This was derived from W.D Hamilton’s inequality R > c/b, which states that a behavior is favored by natural selection if relatedness (R), as expressed by the fraction of genes shared between the altruist and the recipient due to common descent, is greater than the cost to benefit ratio (c/b). It was also further supported by the haplodiploid hypothesis which suggests that it’s beneficial for ants to raise their sisters (R= ¾) instead of having their own offspring (R=½) due to a higher degree of relatedness.
As time went by however, contradicting information on the subject matter led to the theory failing. For instance, termites and some other eusocial species such as ambrosia beetles were discovered to not use haplodiploid sex determination. And thus, essentially meant that the haplodiploid hypothesis had nothing to do with eusociality.
Standard Natural Selection
An alternative theory suggests that eusociality evolved through a series of stages of standard natural selection. These stages are as follows:
- Formation of groups within a freely mixing population due to the perceived benefits of cooperation.
- Accumulation of traits which make a group tightly formed, which therefore makes eusociality more likely.
- Emergence of eusocial alleles by either mutation or recombination which promote the persistence of the group. For example, millions of years ago, the earliest ant workers started to become wingless making them more likely to remain in their nests.

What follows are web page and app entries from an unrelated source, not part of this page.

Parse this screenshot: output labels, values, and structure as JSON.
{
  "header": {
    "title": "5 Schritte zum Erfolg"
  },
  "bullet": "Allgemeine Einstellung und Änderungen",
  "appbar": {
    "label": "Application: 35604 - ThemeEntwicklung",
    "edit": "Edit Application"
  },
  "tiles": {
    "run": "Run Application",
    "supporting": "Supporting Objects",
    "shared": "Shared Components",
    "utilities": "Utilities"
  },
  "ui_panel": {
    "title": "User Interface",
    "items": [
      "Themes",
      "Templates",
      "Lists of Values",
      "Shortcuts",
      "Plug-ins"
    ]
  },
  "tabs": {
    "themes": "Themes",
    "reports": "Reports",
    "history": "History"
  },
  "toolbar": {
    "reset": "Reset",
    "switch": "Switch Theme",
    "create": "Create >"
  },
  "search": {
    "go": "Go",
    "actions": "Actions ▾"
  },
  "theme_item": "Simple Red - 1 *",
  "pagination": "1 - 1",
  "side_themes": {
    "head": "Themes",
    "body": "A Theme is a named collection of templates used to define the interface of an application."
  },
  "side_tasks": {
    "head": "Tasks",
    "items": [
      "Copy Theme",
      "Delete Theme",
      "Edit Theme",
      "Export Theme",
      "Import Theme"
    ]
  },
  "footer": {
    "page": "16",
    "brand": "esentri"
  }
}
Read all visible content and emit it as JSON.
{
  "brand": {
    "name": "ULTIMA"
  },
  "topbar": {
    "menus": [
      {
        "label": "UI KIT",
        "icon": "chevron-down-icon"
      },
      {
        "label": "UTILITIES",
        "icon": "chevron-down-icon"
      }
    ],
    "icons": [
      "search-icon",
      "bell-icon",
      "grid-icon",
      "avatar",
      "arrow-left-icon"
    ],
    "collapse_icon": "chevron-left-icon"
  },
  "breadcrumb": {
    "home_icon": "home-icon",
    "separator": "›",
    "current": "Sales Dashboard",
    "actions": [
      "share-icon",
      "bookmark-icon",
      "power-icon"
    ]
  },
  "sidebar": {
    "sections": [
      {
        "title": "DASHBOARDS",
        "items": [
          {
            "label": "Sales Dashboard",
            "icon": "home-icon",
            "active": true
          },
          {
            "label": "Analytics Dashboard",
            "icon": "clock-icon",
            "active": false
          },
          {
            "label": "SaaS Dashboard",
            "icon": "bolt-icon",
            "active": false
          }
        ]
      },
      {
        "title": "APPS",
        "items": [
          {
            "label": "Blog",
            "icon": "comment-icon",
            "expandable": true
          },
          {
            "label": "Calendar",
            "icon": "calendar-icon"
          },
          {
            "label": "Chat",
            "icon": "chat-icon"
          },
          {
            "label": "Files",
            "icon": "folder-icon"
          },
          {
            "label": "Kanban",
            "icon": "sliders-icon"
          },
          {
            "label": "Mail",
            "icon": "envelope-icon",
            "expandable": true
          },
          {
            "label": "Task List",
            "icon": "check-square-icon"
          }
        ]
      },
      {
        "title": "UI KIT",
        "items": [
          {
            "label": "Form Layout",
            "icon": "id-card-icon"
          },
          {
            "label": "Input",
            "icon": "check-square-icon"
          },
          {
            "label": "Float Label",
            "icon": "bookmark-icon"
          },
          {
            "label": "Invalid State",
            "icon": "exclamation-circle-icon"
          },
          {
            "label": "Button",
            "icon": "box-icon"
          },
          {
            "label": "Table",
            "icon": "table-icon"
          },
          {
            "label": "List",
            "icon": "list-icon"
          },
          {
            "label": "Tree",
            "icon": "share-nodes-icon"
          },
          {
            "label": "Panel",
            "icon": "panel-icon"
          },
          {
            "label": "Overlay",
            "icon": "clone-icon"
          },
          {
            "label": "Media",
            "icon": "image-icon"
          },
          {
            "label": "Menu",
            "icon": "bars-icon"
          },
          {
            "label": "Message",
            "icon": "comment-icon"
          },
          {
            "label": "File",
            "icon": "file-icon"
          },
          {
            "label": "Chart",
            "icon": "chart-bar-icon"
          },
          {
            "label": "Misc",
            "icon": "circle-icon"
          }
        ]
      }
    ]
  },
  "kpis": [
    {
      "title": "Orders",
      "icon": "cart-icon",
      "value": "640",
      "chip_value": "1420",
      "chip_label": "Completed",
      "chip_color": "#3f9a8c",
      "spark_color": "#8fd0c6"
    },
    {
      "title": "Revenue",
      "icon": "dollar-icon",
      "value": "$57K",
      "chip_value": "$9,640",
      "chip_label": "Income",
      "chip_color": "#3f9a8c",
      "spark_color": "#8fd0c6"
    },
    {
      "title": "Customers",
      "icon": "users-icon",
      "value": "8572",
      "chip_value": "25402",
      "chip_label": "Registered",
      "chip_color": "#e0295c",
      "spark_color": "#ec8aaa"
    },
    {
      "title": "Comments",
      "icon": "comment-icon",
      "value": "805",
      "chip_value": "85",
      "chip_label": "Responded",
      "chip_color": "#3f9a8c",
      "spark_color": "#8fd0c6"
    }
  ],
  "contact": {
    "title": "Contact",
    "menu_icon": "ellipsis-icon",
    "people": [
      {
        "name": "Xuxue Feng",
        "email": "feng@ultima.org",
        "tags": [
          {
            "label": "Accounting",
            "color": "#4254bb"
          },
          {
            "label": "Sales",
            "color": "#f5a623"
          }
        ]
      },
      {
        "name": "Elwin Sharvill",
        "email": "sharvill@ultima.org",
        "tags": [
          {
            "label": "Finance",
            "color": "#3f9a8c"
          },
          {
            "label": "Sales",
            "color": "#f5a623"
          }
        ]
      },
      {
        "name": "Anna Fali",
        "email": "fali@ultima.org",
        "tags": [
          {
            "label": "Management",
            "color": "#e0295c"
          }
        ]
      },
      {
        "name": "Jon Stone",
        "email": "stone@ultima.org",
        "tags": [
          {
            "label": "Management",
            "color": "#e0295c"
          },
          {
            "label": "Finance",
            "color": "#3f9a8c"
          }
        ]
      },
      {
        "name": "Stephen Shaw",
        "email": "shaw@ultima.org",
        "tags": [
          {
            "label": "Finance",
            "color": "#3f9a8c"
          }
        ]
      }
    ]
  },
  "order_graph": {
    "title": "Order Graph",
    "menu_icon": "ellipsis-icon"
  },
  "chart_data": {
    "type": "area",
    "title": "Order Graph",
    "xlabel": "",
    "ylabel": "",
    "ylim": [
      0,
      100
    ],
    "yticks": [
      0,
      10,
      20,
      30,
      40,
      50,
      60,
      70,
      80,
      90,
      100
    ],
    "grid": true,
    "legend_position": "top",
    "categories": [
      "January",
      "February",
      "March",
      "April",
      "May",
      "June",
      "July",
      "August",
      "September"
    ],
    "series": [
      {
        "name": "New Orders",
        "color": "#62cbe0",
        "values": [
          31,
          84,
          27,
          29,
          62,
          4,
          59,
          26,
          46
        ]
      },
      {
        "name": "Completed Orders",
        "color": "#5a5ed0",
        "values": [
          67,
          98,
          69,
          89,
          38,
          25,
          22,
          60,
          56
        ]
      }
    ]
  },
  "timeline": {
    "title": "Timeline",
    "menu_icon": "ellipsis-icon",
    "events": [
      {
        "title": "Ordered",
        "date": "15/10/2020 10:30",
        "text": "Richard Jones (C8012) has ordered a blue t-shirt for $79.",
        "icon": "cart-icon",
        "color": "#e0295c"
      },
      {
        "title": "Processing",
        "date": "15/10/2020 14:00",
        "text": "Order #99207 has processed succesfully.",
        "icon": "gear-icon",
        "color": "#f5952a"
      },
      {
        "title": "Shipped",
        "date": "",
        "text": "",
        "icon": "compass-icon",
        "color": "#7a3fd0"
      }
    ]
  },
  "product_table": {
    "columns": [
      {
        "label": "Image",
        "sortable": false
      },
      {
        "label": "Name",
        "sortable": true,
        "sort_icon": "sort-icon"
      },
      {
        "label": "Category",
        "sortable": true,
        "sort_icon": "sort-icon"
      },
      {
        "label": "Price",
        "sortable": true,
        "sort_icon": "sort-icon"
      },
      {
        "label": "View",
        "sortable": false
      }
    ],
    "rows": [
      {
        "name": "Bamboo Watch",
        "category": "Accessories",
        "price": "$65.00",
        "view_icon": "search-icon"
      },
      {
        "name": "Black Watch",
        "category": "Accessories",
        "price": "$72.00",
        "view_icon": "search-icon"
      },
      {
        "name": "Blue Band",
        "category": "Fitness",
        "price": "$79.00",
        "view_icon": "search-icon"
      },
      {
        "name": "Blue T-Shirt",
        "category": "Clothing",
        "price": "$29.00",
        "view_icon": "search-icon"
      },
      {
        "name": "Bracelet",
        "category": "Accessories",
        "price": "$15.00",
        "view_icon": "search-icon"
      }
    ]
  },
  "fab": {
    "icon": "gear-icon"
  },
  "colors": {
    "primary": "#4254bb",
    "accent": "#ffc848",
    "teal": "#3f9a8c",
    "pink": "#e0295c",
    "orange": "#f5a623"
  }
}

- Emergent traits created by interactions in the group become subject to environmental forces and natural selection. For instance, one hypothesized key element in the origin of eusociality is defense against enemies and how that affects the overall makeup of the group.
- Multilevel selection drives the evolution of very specialized and elaborate social systems.
While the standard natural selection theory provides a framework for how eusociality evolved, further research is necessary to pinpoint exactly how ants among other eusocial species achieved such a high form of social structure.
It goes without saying however, that like the kin selection or inclusive fitness theory, current theories on eusociality may become subject to future contradictions which may lead them to be discarded. Nonetheless, any new discoveries or ideas should only get us closer to understanding this rare phenomenon.
While rare, ants have somehow attained eusociality, a social organization characterized by division of labor and the division of adult members into reproductive and non-reproductive castes. This has allowed ants to maximize productivity and resources, and has helped them become the most numerous insects and animals in the world.
How they got there though, is still a mystery.